So, I can assume most reading this know what a 'vomit draft' is, right? It's like the most basic, messy, crazy, unfiltered version of a screenplay that you can do - the first big go at it. Well, I am doing that, but for treatments - I find having something I can see, outside my own mind, helps me a great deal in my process. Plus, as I've said many times in the past in this blog, you can always redraft and rewrite. Forget perfection, just focus on getting it right.
As this is a fast-paced adventure yarn, I knew the skeleton of where I wanted the plot to go: what was everyone after and where do they find the clues for it? I had a rough idea of what the setpieces would be, and the main characters wanted. More intricate character dynamics and nuances are not here because, as said, it's early days and this about build up in layers.
So into a Word doc it all went in a fierce blast of stream-of-conciousness, filling out about four pages (obviously for a treatment, a little lean, but it's a start) with material. Plus on the side, I kept my little 'ideas' doc open as well, adding in any questions or ideas I cooked up, as I was writing the skeleton. I had a fairly clear idea of what the opening/teaser would - bad guys in a room, conferring, piecing the clues together, while the young versions of our heroes try to escape some peril. Simple and classic, but effective in helping to set the tone of the piece.
Now that I had a skeleton before me, as well as a quiz's worth of questions about characters and scenes, I knew that additional research would come next. Places were I could sure up anywhere that I wasn't as knowledgable on. Since the script pertained to various myths surrounding the last Imperial dynasty of Russia, the Romanovs (a subject which I did have enough prior knowledge of, for the skeleton), I wanted to do some extra digging. Through that I then also wanted to look into figures surrounding their execution, and then in turn, where loyalist White Russians went to, One thing lead into another.
What can I say? I love history: always have since I was little. Who we were and why we made those choices is a fascinating part of the human condition, as well as having obviously appeal for dramatists.Last year, for example, I got a lot out of learning about the history of my area, Camden, and visiting the Archives. Indeed, just browsing through old maps and adverts could ignite little sparks in my mind that, in the end, help me find ways to do more interesting things with my cast and where they could be.

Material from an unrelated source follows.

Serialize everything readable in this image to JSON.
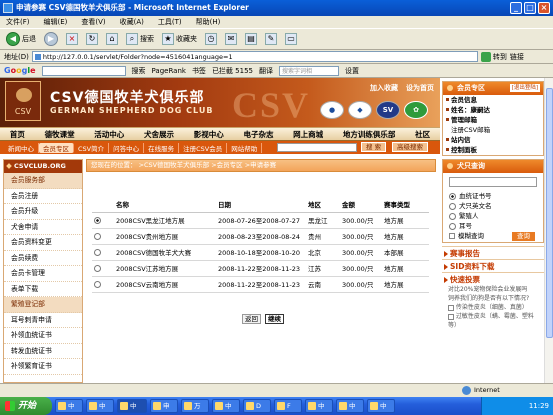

In addition, I also kept my regular notepad on hand, jotting down interesting facts and general little 'flashes' of ideas for what could go into the script.Among them were ideas about, for instance, incorporating a version of the original Kindle, the Fiske Reading Machine (which could store whole book on cards, and could be reading through a magnifying lens) as means to uncover clues, as well as slipping in more nods towards the Romanov children, like Alexei's famous prank of the strawberry in the noble's shoe. It's just all fun.